→ WHAT NEEDS TO BE DONE: Go line by line through the entries below and copy those containing the string "Email".

→ Stored data:
##############################

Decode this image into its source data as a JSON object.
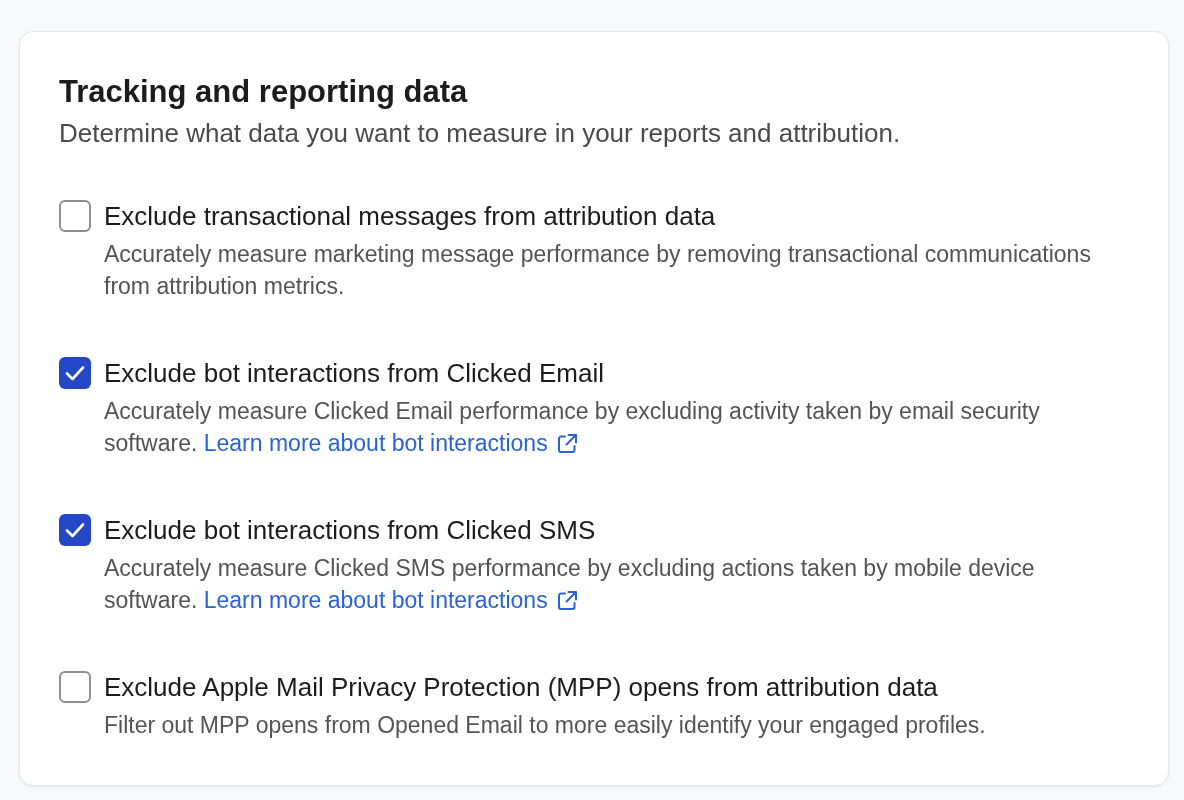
{
  "section": {
    "title": "Tracking and reporting data",
    "subtitle": "Determine what data you want to measure in your reports and attribution."
  },
  "options": [
    {
      "label": "Exclude transactional messages from attribution data",
      "description": "Accurately measure marketing message performance by removing transactional communications from attribution metrics.",
      "checked": false
    },
    {
      "label": "Exclude bot interactions from Clicked Email",
      "description": "Accurately measure Clicked Email performance by excluding activity taken by email security software.",
      "link": "Learn more about bot interactions",
      "checked": true
    },
    {
      "label": "Exclude bot interactions from Clicked SMS",
      "description": "Accurately measure Clicked SMS performance by excluding actions taken by mobile device software.",
      "link": "Learn more about bot interactions",
      "checked": true
    },
    {
      "label": "Exclude Apple Mail Privacy Protection (MPP) opens from attribution data",
      "description": "Filter out MPP opens from Opened Email to more easily identify your engaged profiles.",
      "checked": false
    }
  ]
}
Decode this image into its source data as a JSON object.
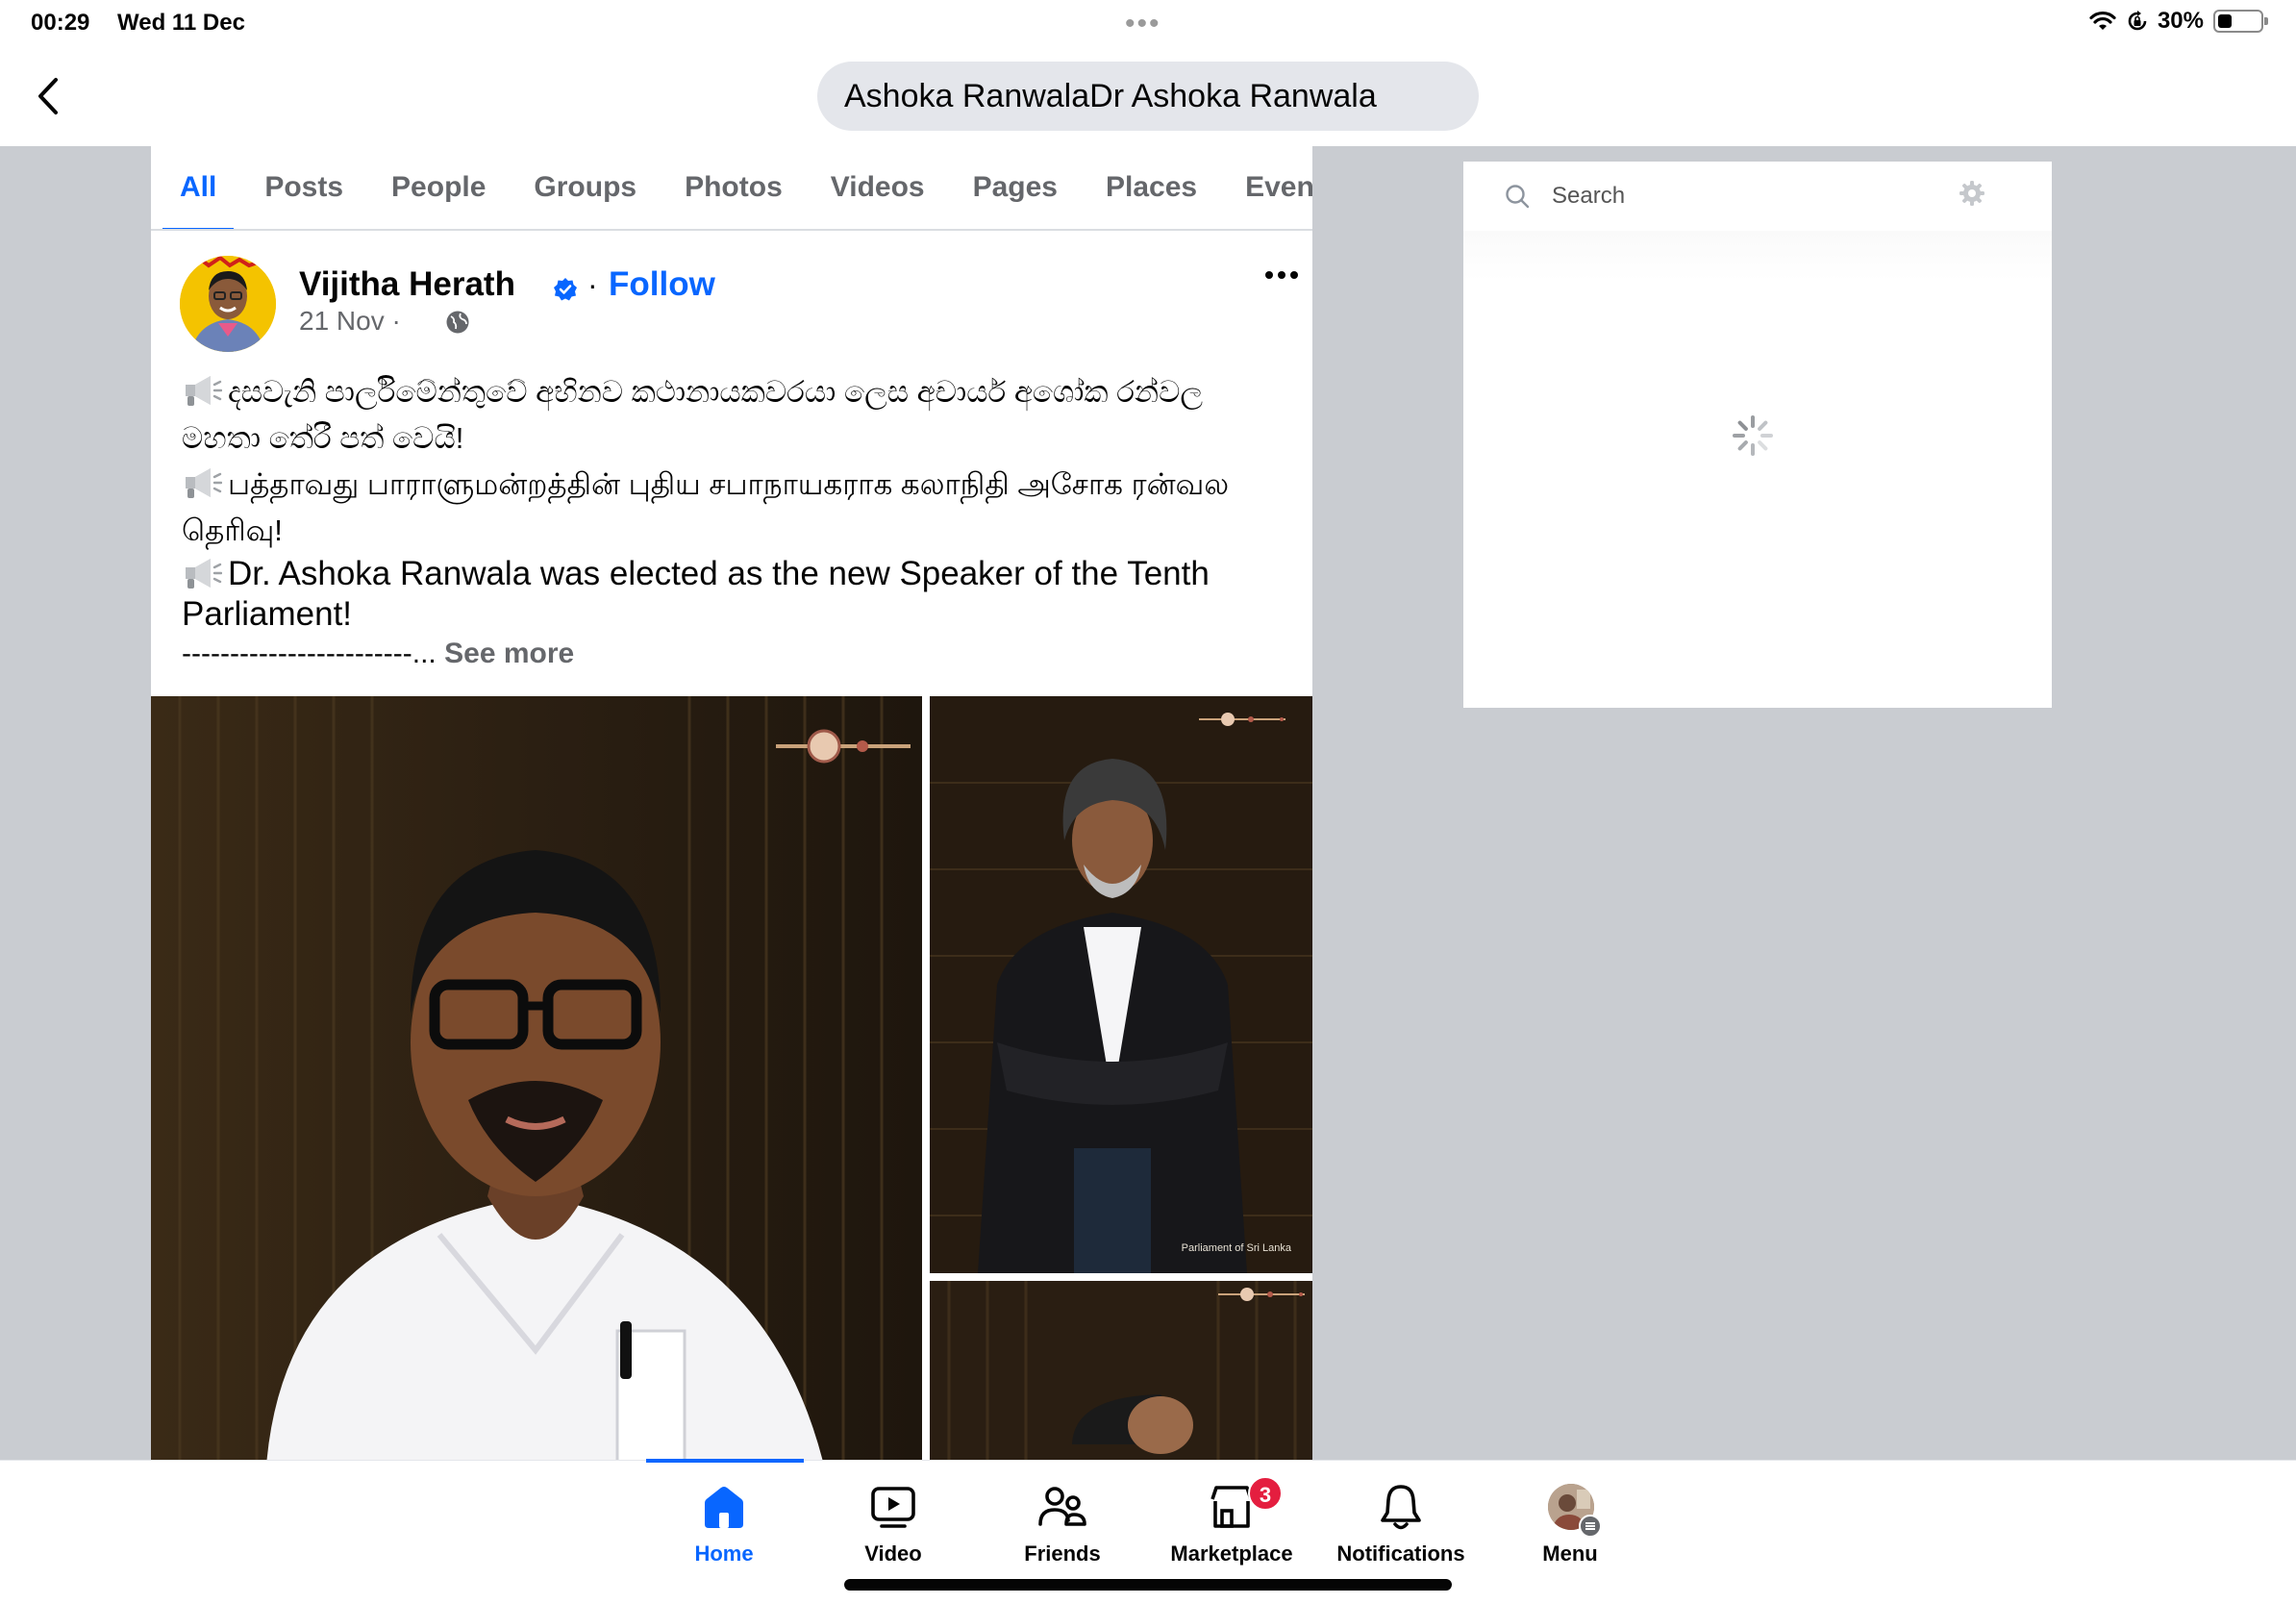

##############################

→ ANSWER TO THE PROBLEM:
      "label": "Exclude bot interactions from Clicked Email",
      "description": "Accurately measure Clicked Email performance by excluding activity taken by email security software.",
      "description": "Filter out MPP opens from Opened Email to more easily identify your engaged profiles.",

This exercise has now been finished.